• _Your instructions_
All of the data is to be written out again exactly, without the pictures.

• _Data extract_
"""

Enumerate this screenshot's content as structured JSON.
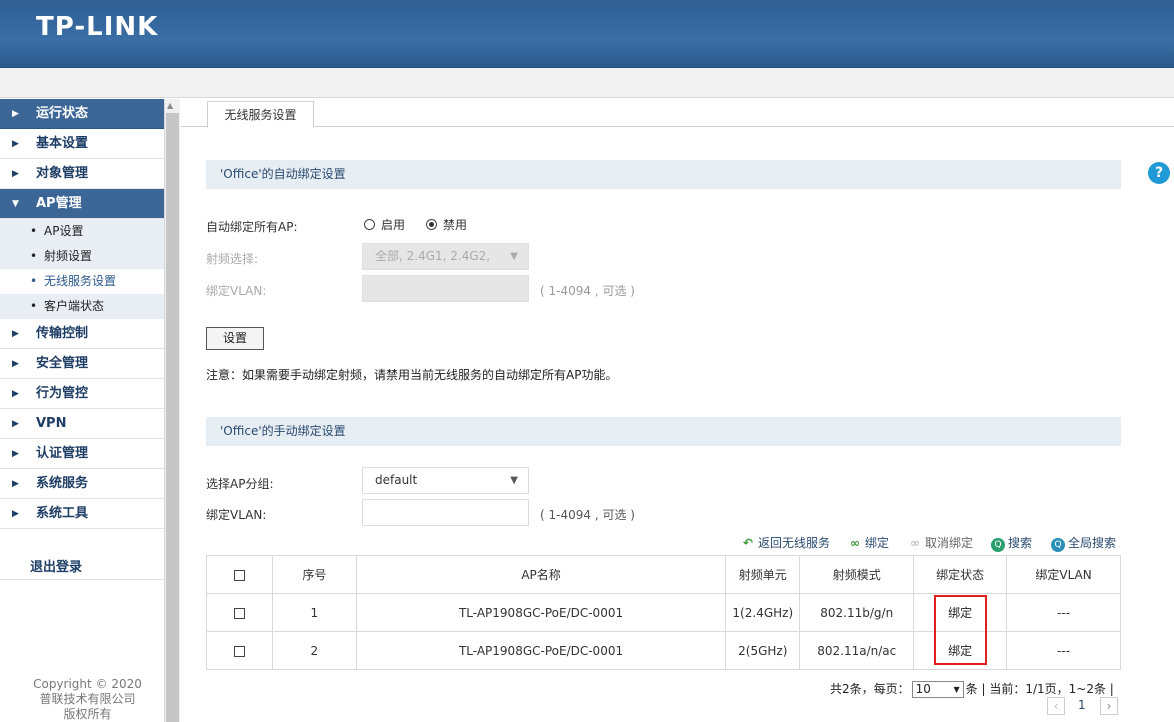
{
  "header": {
    "logo": "TP-LINK"
  },
  "sidebar": {
    "items": [
      {
        "label": "运行状态"
      },
      {
        "label": "基本设置"
      },
      {
        "label": "对象管理"
      },
      {
        "label": "AP管理"
      },
      {
        "label": "传输控制"
      },
      {
        "label": "安全管理"
      },
      {
        "label": "行为管控"
      },
      {
        "label": "VPN"
      },
      {
        "label": "认证管理"
      },
      {
        "label": "系统服务"
      },
      {
        "label": "系统工具"
      }
    ],
    "subitems": [
      {
        "label": "AP设置"
      },
      {
        "label": "射频设置"
      },
      {
        "label": "无线服务设置"
      },
      {
        "label": "客户端状态"
      }
    ],
    "logout": "退出登录",
    "copyright_line1": "Copyright © 2020",
    "copyright_line2": "普联技术有限公司",
    "copyright_line3": "版权所有"
  },
  "tabs": {
    "active": "无线服务设置"
  },
  "auto_bind": {
    "title": "'Office'的自动绑定设置",
    "bind_all_label": "自动绑定所有AP:",
    "opt_enable": "启用",
    "opt_disable": "禁用",
    "selected": "禁用",
    "freq_label": "射频选择:",
    "freq_value": "全部, 2.4G1, 2.4G2,",
    "vlan_label": "绑定VLAN:",
    "vlan_hint": "( 1-4094 , 可选 )",
    "set_button": "设置",
    "note": "注意：如果需要手动绑定射频，请禁用当前无线服务的自动绑定所有AP功能。"
  },
  "manual_bind": {
    "title": "'Office'的手动绑定设置",
    "group_label": "选择AP分组:",
    "group_value": "default",
    "vlan_label": "绑定VLAN:",
    "vlan_hint": "( 1-4094 , 可选 )"
  },
  "toolbar": {
    "back": "返回无线服务",
    "bind": "绑定",
    "unbind": "取消绑定",
    "search": "搜索",
    "global_search": "全局搜索"
  },
  "table": {
    "headers": [
      "序号",
      "AP名称",
      "射频单元",
      "射频模式",
      "绑定状态",
      "绑定VLAN"
    ],
    "rows": [
      {
        "index": "1",
        "name": "TL-AP1908GC-PoE/DC-0001",
        "unit": "1(2.4GHz)",
        "mode": "802.11b/g/n",
        "status": "绑定",
        "vlan": "---"
      },
      {
        "index": "2",
        "name": "TL-AP1908GC-PoE/DC-0001",
        "unit": "2(5GHz)",
        "mode": "802.11a/n/ac",
        "status": "绑定",
        "vlan": "---"
      }
    ]
  },
  "pager": {
    "total": "共2条，每页：",
    "per_page": "10",
    "info": "条 | 当前：1/1页，1~2条 |",
    "page": "1"
  },
  "colors": {
    "header": "#3a6ea5",
    "accent": "#3c6696",
    "highlight": "#e02020"
  }
}
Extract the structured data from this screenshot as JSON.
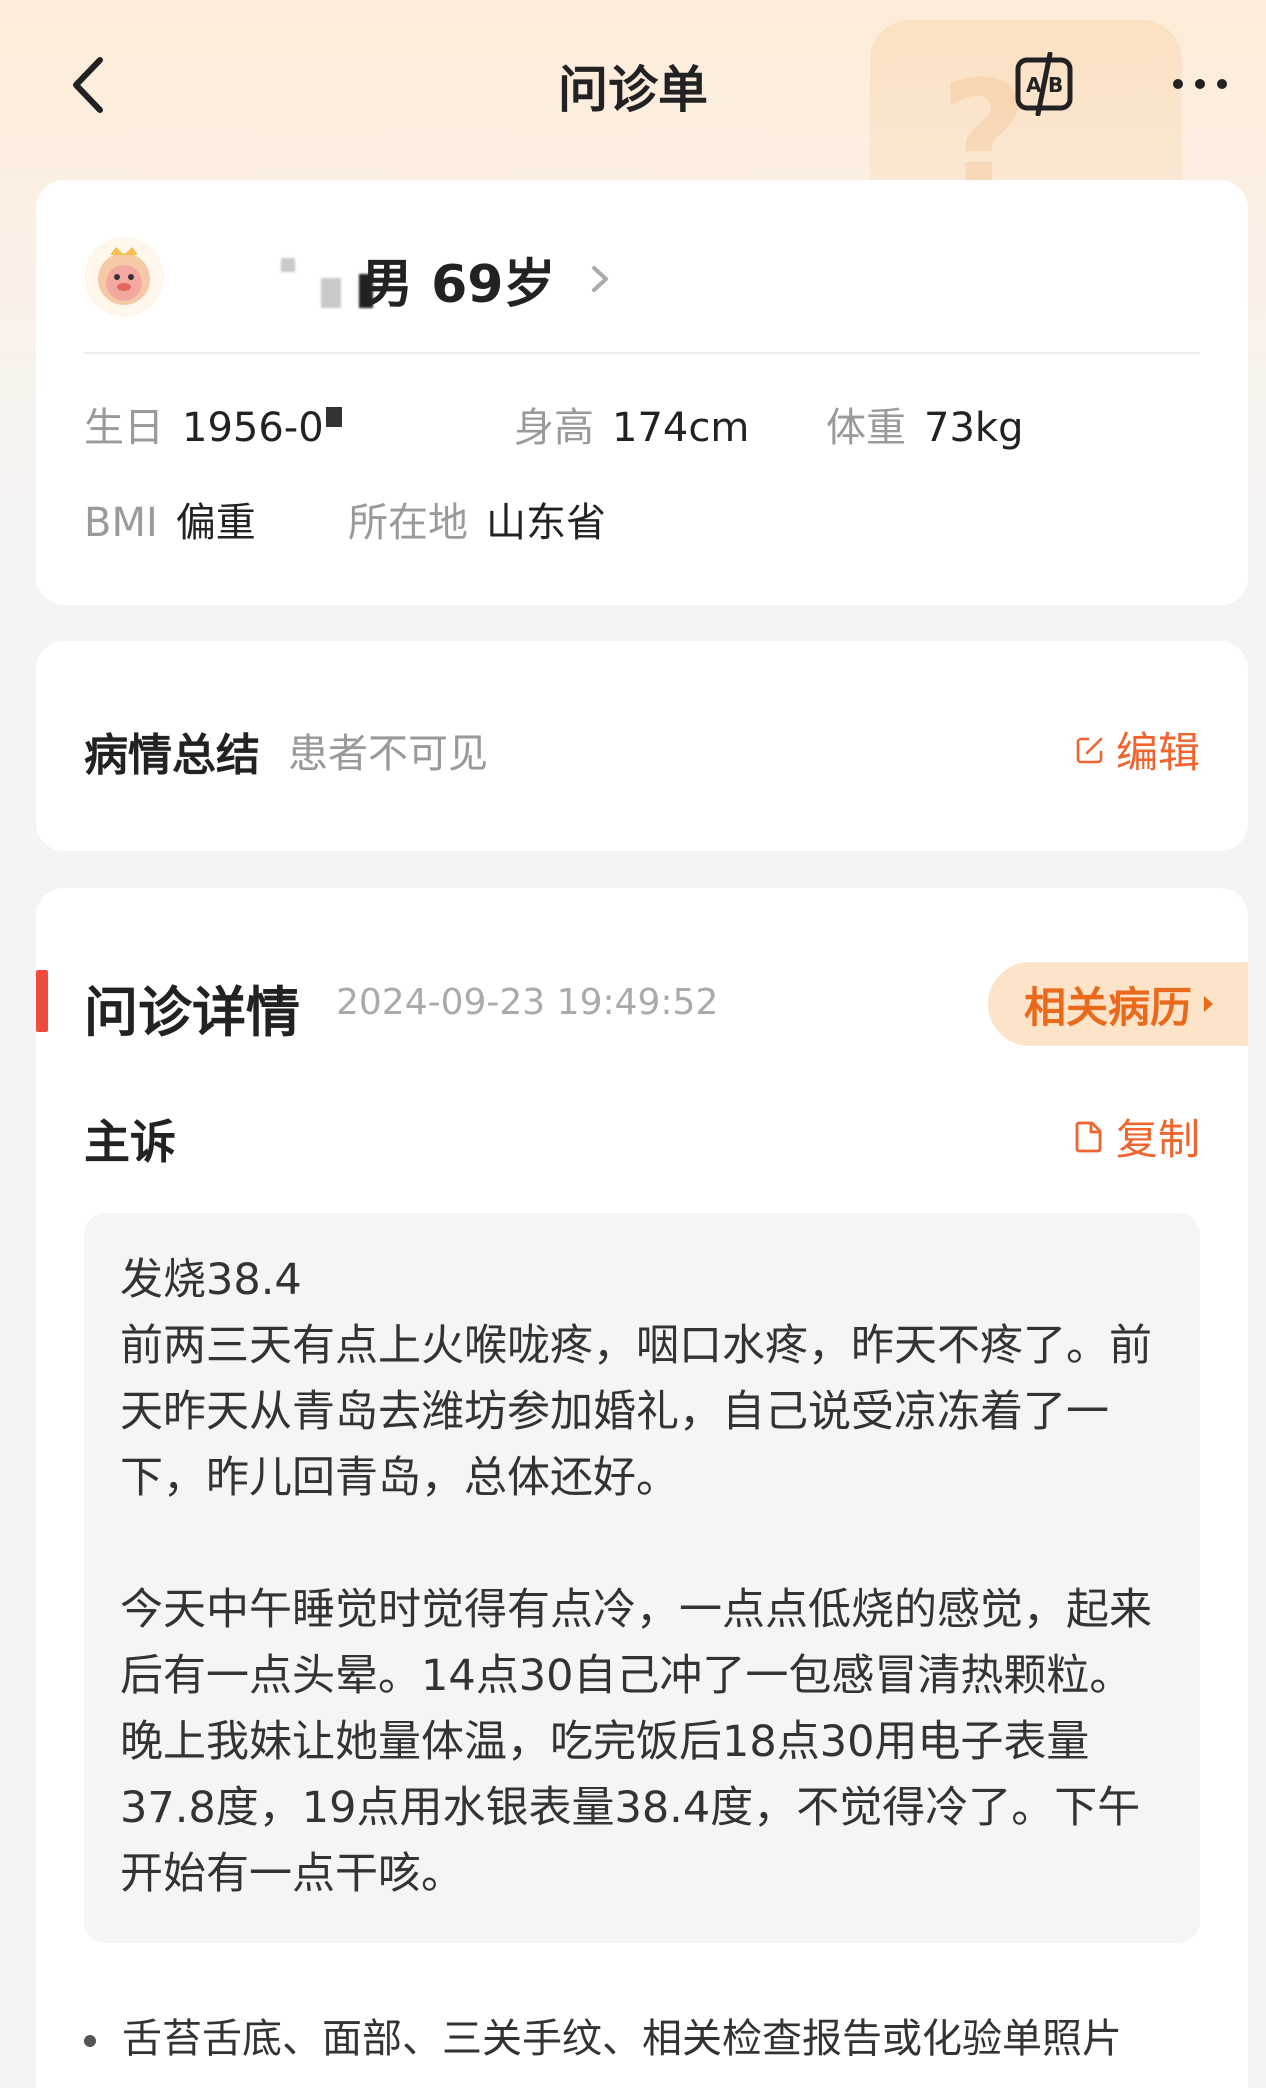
{
  "nav": {
    "title": "问诊单"
  },
  "patient": {
    "gender_age": "男 69岁",
    "birthday_label": "生日",
    "birthday_value": "1956-0",
    "height_label": "身高",
    "height_value": "174cm",
    "weight_label": "体重",
    "weight_value": "73kg",
    "bmi_label": "BMI",
    "bmi_value": "偏重",
    "location_label": "所在地",
    "location_value": "山东省"
  },
  "summary": {
    "title": "病情总结",
    "note": "患者不可见",
    "edit_label": "编辑"
  },
  "detail": {
    "title": "问诊详情",
    "time": "2024-09-23 19:49:52",
    "history_button": "相关病历",
    "complaint_title": "主诉",
    "copy_label": "复制",
    "complaint_text": "发烧38.4\n前两三天有点上火喉咙疼，咽口水疼，昨天不疼了。前天昨天从青岛去潍坊参加婚礼，自己说受凉冻着了一下，昨儿回青岛，总体还好。\n\n今天中午睡觉时觉得有点冷，一点点低烧的感觉，起来后有一点头晕。14点30自己冲了一包感冒清热颗粒。晚上我妹让她量体温，吃完饭后18点30用电子表量37.8度，19点用水银表量38.4度，不觉得冷了。下午开始有一点干咳。",
    "bullet_text": "舌苔舌底、面部、三关手纹、相关检查报告或化验单照片"
  },
  "colors": {
    "accent": "#f0642f",
    "accent_bar": "#ef4c3f",
    "history_bg": "#fde3c7"
  }
}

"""

• _Response area_
Enumerate this screenshot's content as structured JSON.
{
  "header": {
    "logo": "TP-LINK"
  },
  "sidebar": {
    "items": [
      {
        "label": "运行状态"
      },
      {
        "label": "基本设置"
      },
      {
        "label": "对象管理"
      },
      {
        "label": "AP管理"
      },
      {
        "label": "传输控制"
      },
      {
        "label": "安全管理"
      },
      {
        "label": "行为管控"
      },
      {
        "label": "VPN"
      },
      {
        "label": "认证管理"
      },
      {
        "label": "系统服务"
      },
      {
        "label": "系统工具"
      }
    ],
    "subitems": [
      {
        "label": "AP设置"
      },
      {
        "label": "射频设置"
      },
      {
        "label": "无线服务设置"
      },
      {
        "label": "客户端状态"
      }
    ],
    "logout": "退出登录",
    "copyright_line1": "Copyright © 2020",
    "copyright_line2": "普联技术有限公司",
    "copyright_line3": "版权所有"
  },
  "tabs": {
    "active": "无线服务设置"
  },
  "auto_bind": {
    "title": "'Office'的自动绑定设置",
    "bind_all_label": "自动绑定所有AP:",
    "opt_enable": "启用",
    "opt_disable": "禁用",
    "selected": "禁用",
    "freq_label": "射频选择:",
    "freq_value": "全部, 2.4G1, 2.4G2,",
    "vlan_label": "绑定VLAN:",
    "vlan_hint": "( 1-4094 , 可选 )",
    "set_button": "设置",
    "note": "注意：如果需要手动绑定射频，请禁用当前无线服务的自动绑定所有AP功能。"
  },
  "manual_bind": {
    "title": "'Office'的手动绑定设置",
    "group_label": "选择AP分组:",
    "group_value": "default",
    "vlan_label": "绑定VLAN:",
    "vlan_hint": "( 1-4094 , 可选 )"
  },
  "toolbar": {
    "back": "返回无线服务",
    "bind": "绑定",
    "unbind": "取消绑定",
    "search": "搜索",
    "global_search": "全局搜索"
  },
  "table": {
    "headers": [
      "序号",
      "AP名称",
      "射频单元",
      "射频模式",
      "绑定状态",
      "绑定VLAN"
    ],
    "rows": [
      {
        "index": "1",
        "name": "TL-AP1908GC-PoE/DC-0001",
        "unit": "1(2.4GHz)",
        "mode": "802.11b/g/n",
        "status": "绑定",
        "vlan": "---"
      },
      {
        "index": "2",
        "name": "TL-AP1908GC-PoE/DC-0001",
        "unit": "2(5GHz)",
        "mode": "802.11a/n/ac",
        "status": "绑定",
        "vlan": "---"
      }
    ]
  },
  "pager": {
    "total": "共2条，每页：",
    "per_page": "10",
    "info": "条 | 当前：1/1页，1~2条 |",
    "page": "1"
  },
  "colors": {
    "header": "#3a6ea5",
    "accent": "#3c6696",
    "highlight": "#e02020"
  }
}
Extract the structured data from this screenshot as JSON.
{
  "nav": {
    "title": "问诊单"
  },
  "patient": {
    "gender_age": "男 69岁",
    "birthday_label": "生日",
    "birthday_value": "1956-0",
    "height_label": "身高",
    "height_value": "174cm",
    "weight_label": "体重",
    "weight_value": "73kg",
    "bmi_label": "BMI",
    "bmi_value": "偏重",
    "location_label": "所在地",
    "location_value": "山东省"
  },
  "summary": {
    "title": "病情总结",
    "note": "患者不可见",
    "edit_label": "编辑"
  },
  "detail": {
    "title": "问诊详情",
    "time": "2024-09-23 19:49:52",
    "history_button": "相关病历",
    "complaint_title": "主诉",
    "copy_label": "复制",
    "complaint_text": "发烧38.4\n前两三天有点上火喉咙疼，咽口水疼，昨天不疼了。前天昨天从青岛去潍坊参加婚礼，自己说受凉冻着了一下，昨儿回青岛，总体还好。\n\n今天中午睡觉时觉得有点冷，一点点低烧的感觉，起来后有一点头晕。14点30自己冲了一包感冒清热颗粒。晚上我妹让她量体温，吃完饭后18点30用电子表量37.8度，19点用水银表量38.4度，不觉得冷了。下午开始有一点干咳。",
    "bullet_text": "舌苔舌底、面部、三关手纹、相关检查报告或化验单照片"
  },
  "colors": {
    "accent": "#f0642f",
    "accent_bar": "#ef4c3f",
    "history_bg": "#fde3c7"
  }
}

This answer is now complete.